- **MATERIAL FOR THIS EXERCISE**

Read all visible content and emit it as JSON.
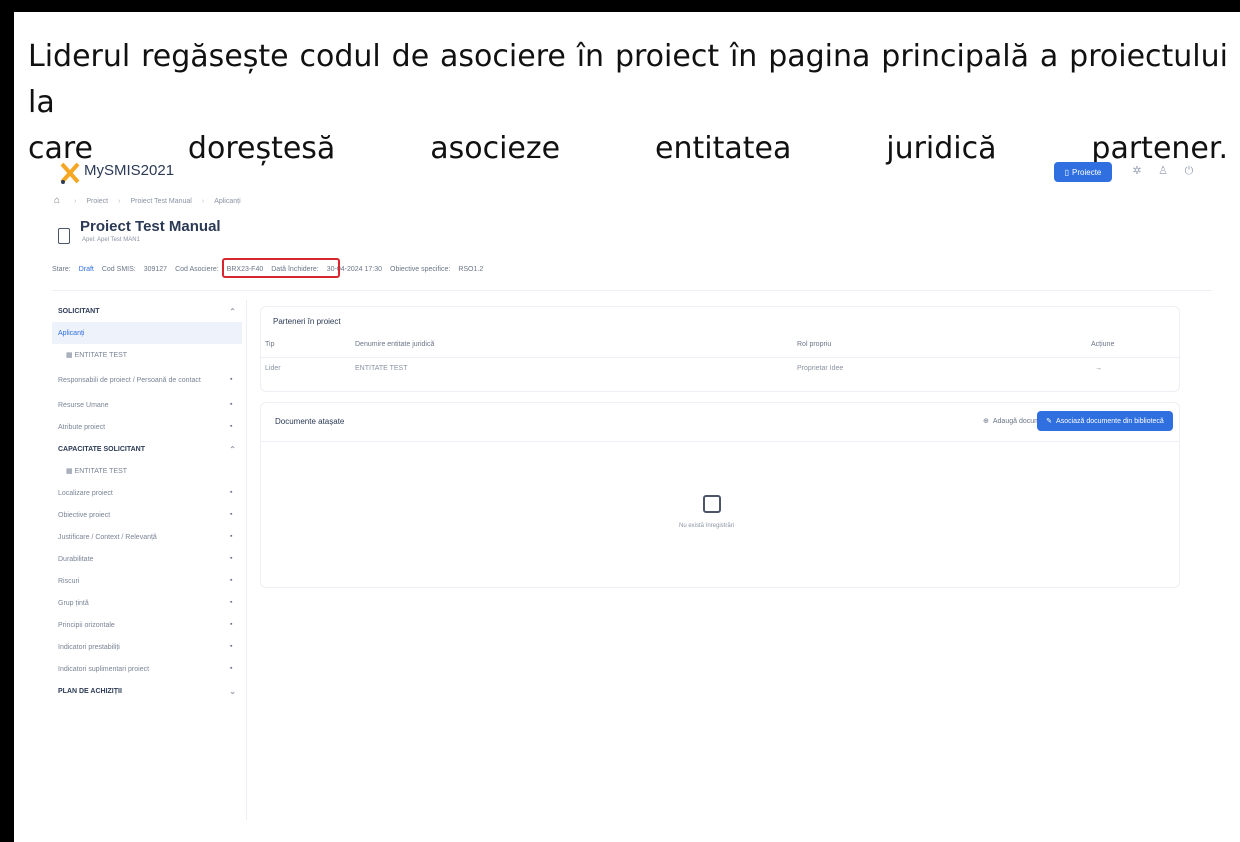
{
  "caption": {
    "line1": "Liderul regăsește codul de asociere în proiect în pagina principală a proiectului la",
    "line2": "care doreștesă asocieze entitatea juridică partener."
  },
  "header": {
    "brand": "MySMIS2021",
    "projects_button": "Proiecte",
    "icons": [
      "settings-icon",
      "user-icon",
      "power-icon"
    ]
  },
  "breadcrumb": [
    "Proiect",
    "Proiect Test Manual",
    "Aplicanți"
  ],
  "project": {
    "title": "Proiect Test Manual",
    "subtitle": "Apel: Apel Test MAN1",
    "status_label": "Stare:",
    "status_value": "Draft",
    "smis_label": "Cod SMIS:",
    "smis_value": "309127",
    "assoc_label": "Cod Asociere:",
    "assoc_value": "BRX23-F40",
    "closing_label": "Dată închidere:",
    "closing_value": "30-04-2024 17:30",
    "objective_label": "Obiective specifice:",
    "objective_value": "RSO1.2"
  },
  "sidebar": {
    "sections": [
      {
        "title": "SOLICITANT",
        "items": [
          {
            "label": "Aplicanți",
            "active": true,
            "sub": false
          },
          {
            "label": "ENTITATE TEST",
            "sub": true
          }
        ]
      },
      {
        "title": "",
        "items": [
          {
            "label": "Responsabili de proiect / Persoană de contact"
          },
          {
            "label": "Resurse Umane"
          },
          {
            "label": "Atribute proiect"
          }
        ]
      },
      {
        "title": "CAPACITATE SOLICITANT",
        "items": [
          {
            "label": "ENTITATE TEST",
            "sub": true
          },
          {
            "label": "Localizare proiect"
          },
          {
            "label": "Obiective proiect"
          },
          {
            "label": "Justificare / Context / Relevanță"
          },
          {
            "label": "Durabilitate"
          },
          {
            "label": "Riscuri"
          },
          {
            "label": "Grup țintă"
          },
          {
            "label": "Principii orizontale"
          },
          {
            "label": "Indicatori prestabiliți"
          },
          {
            "label": "Indicatori suplimentari proiect"
          }
        ]
      },
      {
        "title": "PLAN DE ACHIZIȚII",
        "items": []
      }
    ]
  },
  "partners_panel": {
    "title": "Parteneri în proiect",
    "columns": [
      "Tip",
      "Denumire entitate juridică",
      "Rol propriu",
      "Acțiune"
    ],
    "rows": [
      {
        "tip": "Lider",
        "denumire": "ENTITATE TEST",
        "rol": "Proprietar Idee",
        "actiune": "→"
      }
    ]
  },
  "documents_panel": {
    "title": "Documente atașate",
    "add_button": "Adaugă document nou",
    "associate_button": "Asociază documente din bibliotecă",
    "empty_text": "Nu există înregistrări"
  },
  "colors": {
    "accent": "#2f6fe0",
    "highlight": "#d7262e",
    "brand_logo": "#f5a623"
  }
}
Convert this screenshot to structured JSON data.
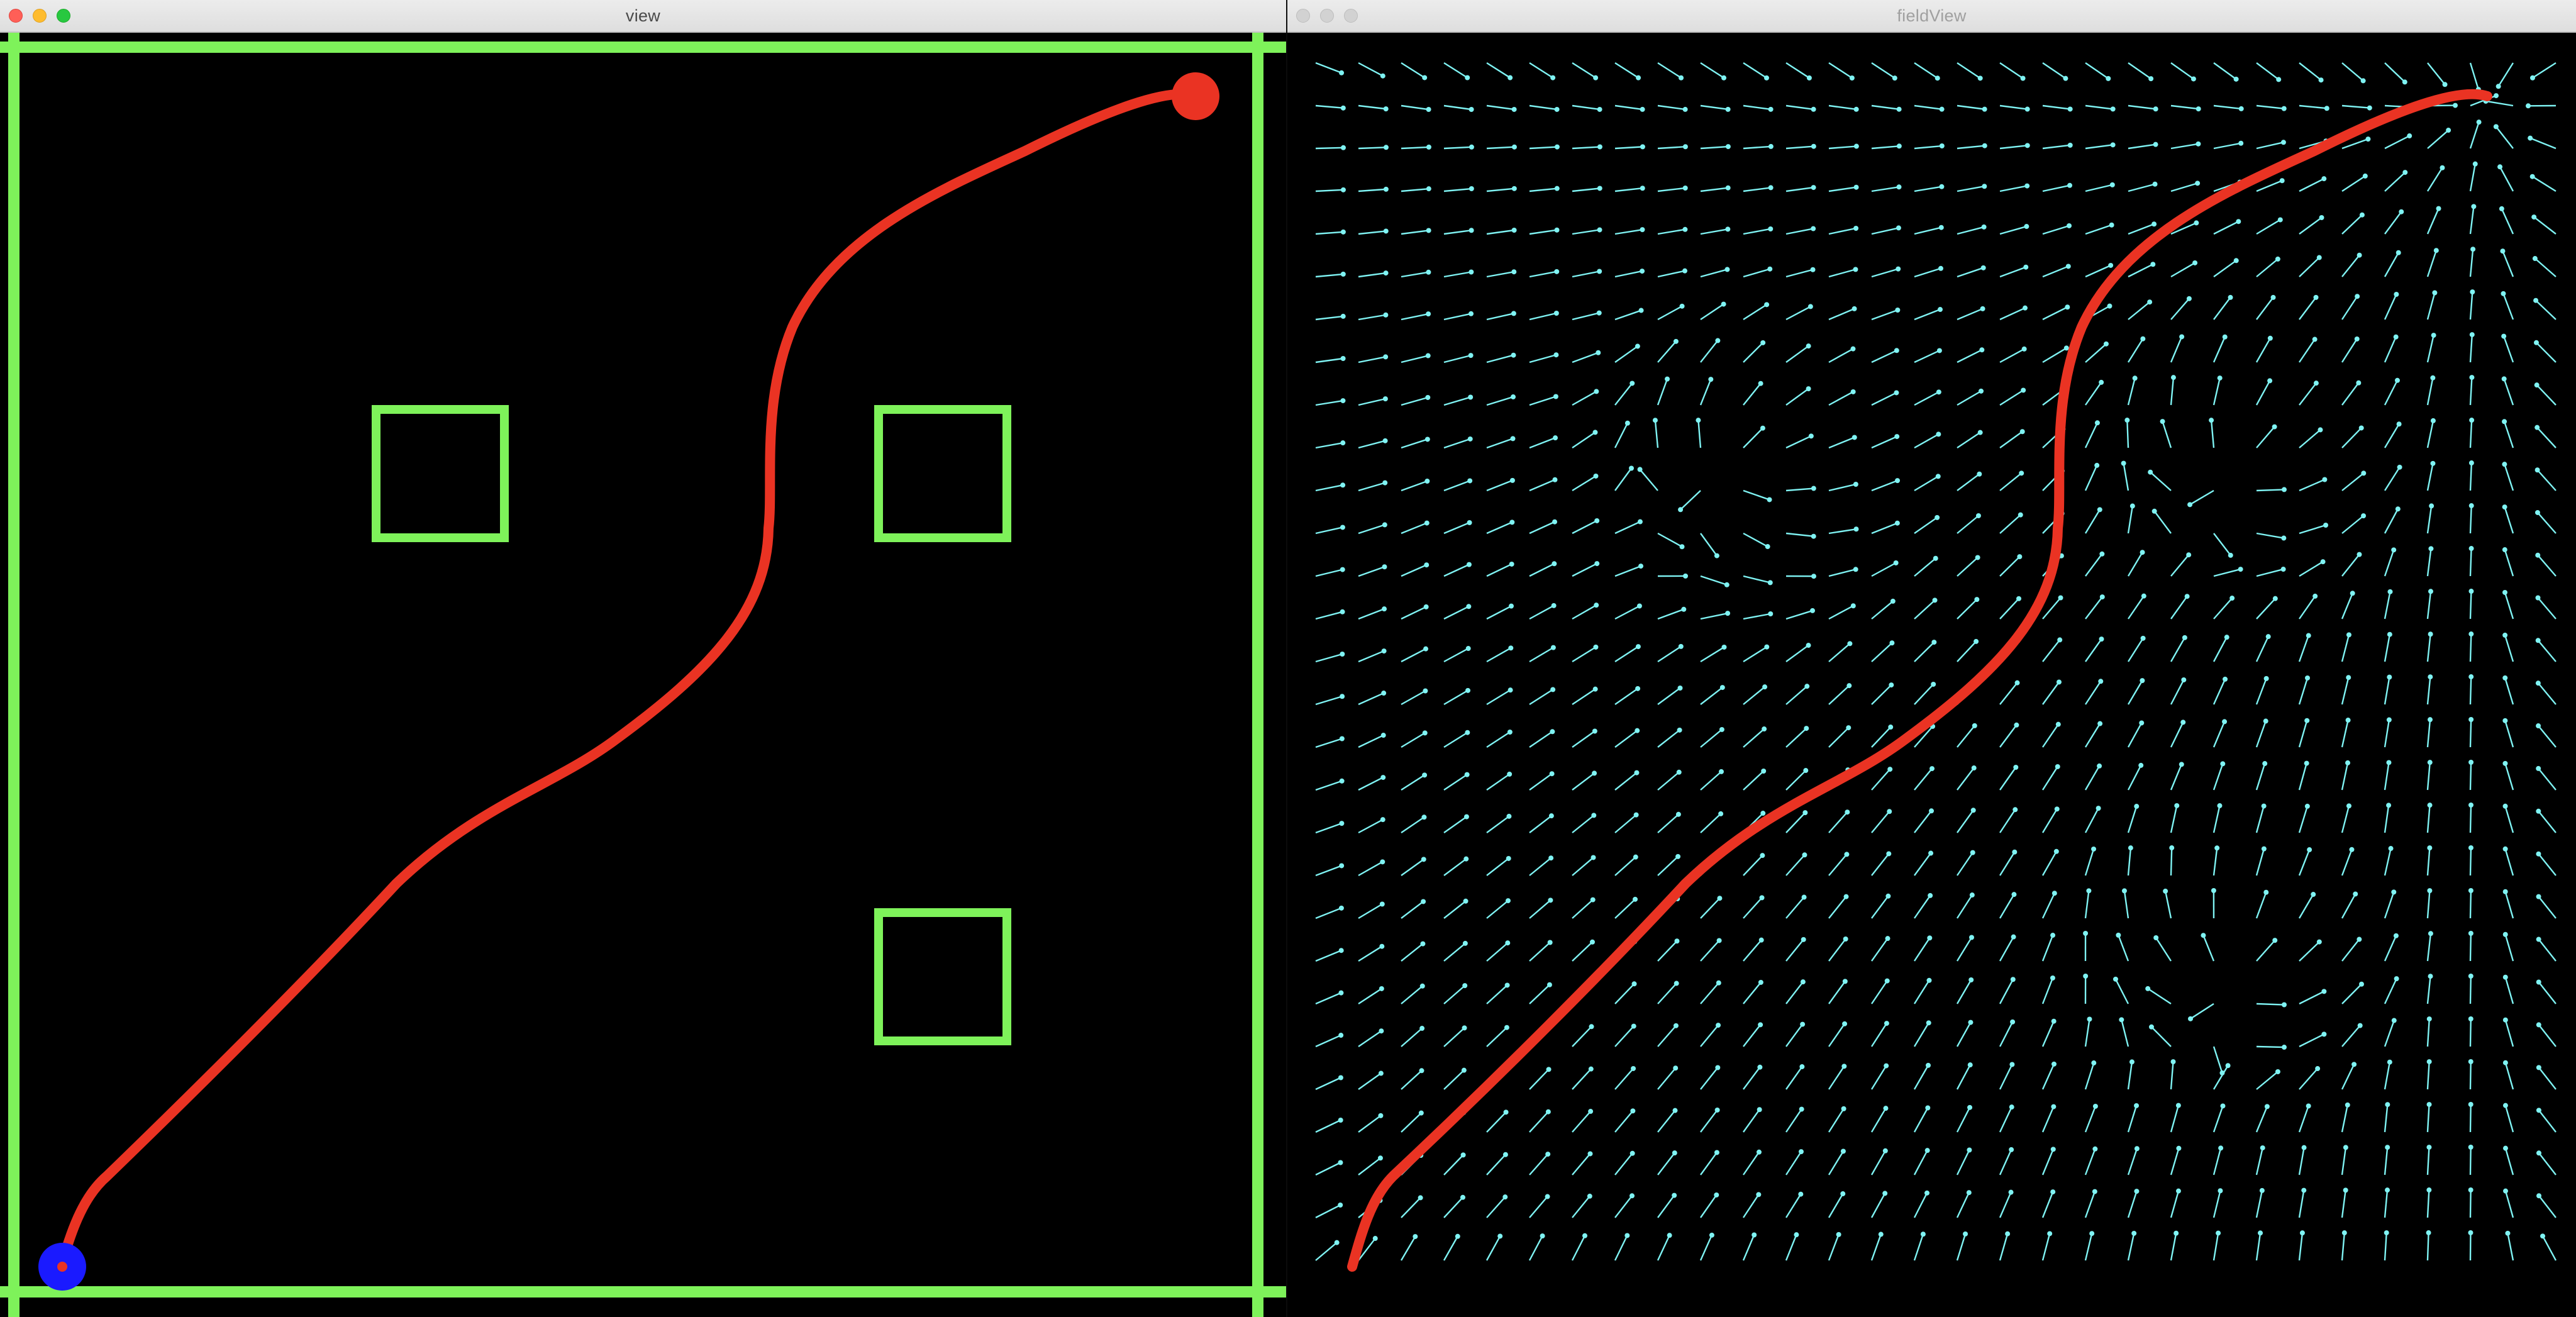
{
  "windows": {
    "view": {
      "title": "view",
      "traffic_lights": [
        "close-button",
        "minimize-button",
        "zoom-button"
      ],
      "traffic_light_colors": [
        "#ff5f57",
        "#febc2e",
        "#28c840"
      ],
      "scene": {
        "wall_color": "#7ef25a",
        "obstacle_count": 3,
        "path_color": "#ea3323",
        "start_marker_color": "#1a1aff",
        "goal_marker_color": "#ea3323"
      }
    },
    "field_view": {
      "title": "fieldView",
      "traffic_light_colors": [
        "#d2d2d2",
        "#d2d2d2",
        "#d2d2d2"
      ],
      "vector_color": "#7ff3f3",
      "path_color": "#ea3323"
    }
  }
}
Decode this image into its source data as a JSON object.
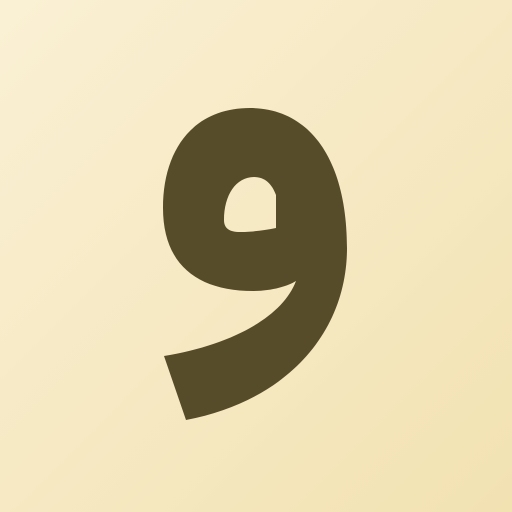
{
  "icon": {
    "name": "arabic-letter-waw-icon",
    "background_light": "#FAF0D4",
    "background_dark": "#F2E2B2",
    "glyph_color": "#574C2A"
  }
}
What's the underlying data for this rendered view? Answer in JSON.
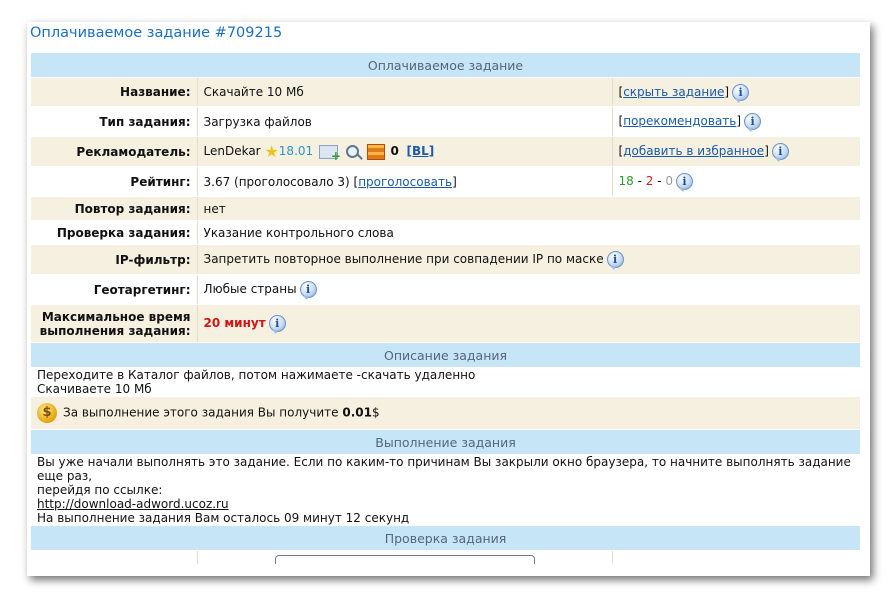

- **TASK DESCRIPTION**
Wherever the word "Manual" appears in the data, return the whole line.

- **EXERCISE SOLUTION**
    "Proiect Test Manual",
    "title": "Proiect Test Manual",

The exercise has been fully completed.